1 Archived Guide
- AC Adapters (3)
- Accessories (2)
- Batteries (1)
- Cables (8)
- Case Components (4)
- Displays (1)
- Fans (2)
- Hard Drive Brackets (1)
- Hard Drive Enclosures (3)
- Hard Drive Kits (2)
- Hard Drives (1)
- Hard Drives (SATA) (16)
- Heat Sinks (1)
- LCDs (1)
- Logic Boards (3)
- MagSafe Boards (1)
- Microphones (1)
- Optical Drives (6)
Common tools used to work on this device. You might not need every tool for every procedure.
Track down a number of hardware problems using the MacBook Pro 15" Unibody Troubleshooting page.
There are a number of components in the MacBook Pro 15" Mid 2010 Unibody that can be cost-effectively upgraded.
- RAM: The stock RAM included with the MacBook Pro 15" Unibody Mid 2009 can be easily upgraded to the maximum of 8 GB.
- Hard Drive: 320 and 500 Gigabyte hard drives came standard with the MacBook Pro 15" Unibody Mid 2010. You can easily upgrade the drive to 750 GB.
Identification and Background ¶
The MacBook Pro 15" Mid 2010 Unibody was announced in April of 2010.
Use the laptop identification system to help you identify your machine. MacBooks tend to look very similar, and it's important to know which machine you have before ordering any replacement parts.
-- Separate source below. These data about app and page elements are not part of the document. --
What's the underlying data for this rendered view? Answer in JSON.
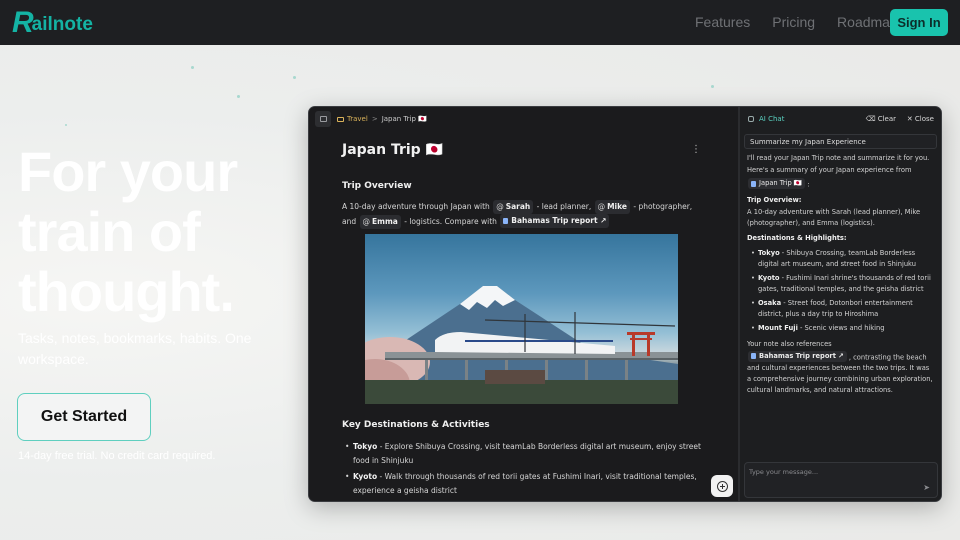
{
  "brand": {
    "logo_letter": "R",
    "logo_rest": "ailnote"
  },
  "nav": {
    "links": [
      "Features",
      "Pricing",
      "Roadmap"
    ],
    "signin": "Sign In"
  },
  "hero": {
    "title_lines": [
      "For your",
      "train of",
      "thought."
    ],
    "subtitle": "Tasks, notes, bookmarks, habits. One workspace.",
    "cta": "Get Started",
    "cta_note": "14-day free trial. No credit card required."
  },
  "editor": {
    "breadcrumb": {
      "folder": "Travel",
      "separator": ">",
      "page": "Japan Trip 🇯🇵"
    },
    "title": "Japan Trip 🇯🇵",
    "section1_heading": "Trip Overview",
    "overview": {
      "t1": "A 10-day adventure through Japan with",
      "m1": "Sarah",
      "t2": "- lead planner,",
      "m2": "Mike",
      "t3": "- photographer, and",
      "m3": "Emma",
      "t4": "- logistics. Compare with",
      "ref": "Bahamas Trip report ↗"
    },
    "section2_heading": "Key Destinations & Activities",
    "destinations": [
      {
        "name": "Tokyo",
        "text": " - Explore Shibuya Crossing, visit teamLab Borderless digital art museum, enjoy street food in Shinjuku"
      },
      {
        "name": "Kyoto",
        "text": " - Walk through thousands of red torii gates at Fushimi Inari, visit traditional temples, experience a geisha district"
      }
    ]
  },
  "chat": {
    "title": "AI Chat",
    "clear": "Clear",
    "close": "Close",
    "user_message": "Summarize my Japan Experience",
    "ai_intro": "I'll read your Japan Trip note and summarize it for you.",
    "ai_intro2": "Here's a summary of your Japan experience from",
    "ai_ref_chip": "Japan Trip 🇯🇵",
    "ai_ref_suffix": ":",
    "overview_label": "Trip Overview:",
    "overview_text": "A 10-day adventure with Sarah (lead planner), Mike (photographer), and Emma (logistics).",
    "highlights_label": "Destinations & Highlights:",
    "highlights": [
      {
        "name": "Tokyo",
        "text": " - Shibuya Crossing, teamLab Borderless digital art museum, and street food in Shinjuku"
      },
      {
        "name": "Kyoto",
        "text": " - Fushimi Inari shrine's thousands of red torii gates, traditional temples, and the geisha district"
      },
      {
        "name": "Osaka",
        "text": " - Street food, Dotonbori entertainment district, plus a day trip to Hiroshima"
      },
      {
        "name": "Mount Fuji",
        "text": " - Scenic views and hiking"
      }
    ],
    "closing_pre": "Your note also references",
    "closing_chip": "Bahamas Trip report ↗",
    "closing_post": ", contrasting the beach and cultural experiences between the two trips. It was a comprehensive journey combining urban exploration, cultural landmarks, and natural attractions.",
    "input_placeholder": "Type your message..."
  },
  "icons": {
    "sidebar_toggle": "sidebar-icon",
    "folder": "folder-icon",
    "more": "more-vertical-icon",
    "add": "plus-circle-icon",
    "chat": "chat-icon",
    "clear": "eraser-icon",
    "close": "close-icon",
    "send": "send-icon"
  },
  "colors": {
    "accent": "#19c3ad",
    "nav_bg": "#1e1f22",
    "app_bg": "#1a1a1c"
  }
}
The MacBook Pro 15" Mid 2010 Unibody's case is composed of a single block of aluminum, following the same process of the MacBook Unibody and the MacBook Pro 17" Unibody. The Unibody revision also introduced some features that were never before seen on an Apple laptop: the inclusion of dual video cards (one for regular use, one for graphics intensive applications) the Mini DisplayPort (which replaced the full-size DVI display connector), and larger hard drive and RAM capacities.
Additional Information ¶
- iFixit: List of Troubleshooting Guides
- iFixit: Mac OS X HD Reinstallation Tips
- iFixit: DIY Laptop Upgrades
- Wikipedia: MacBook Pro Page
- Mactracker: Application with Apple Product Specs
- EveryMac: MacBook Pro Product Specs
- Apple: MacBook Pro
- iFixit Blog: MacBook Pro Unibody Headphone Jack Issues
- iFixit Blog: MacBook Pro 15" Core i5 Teardown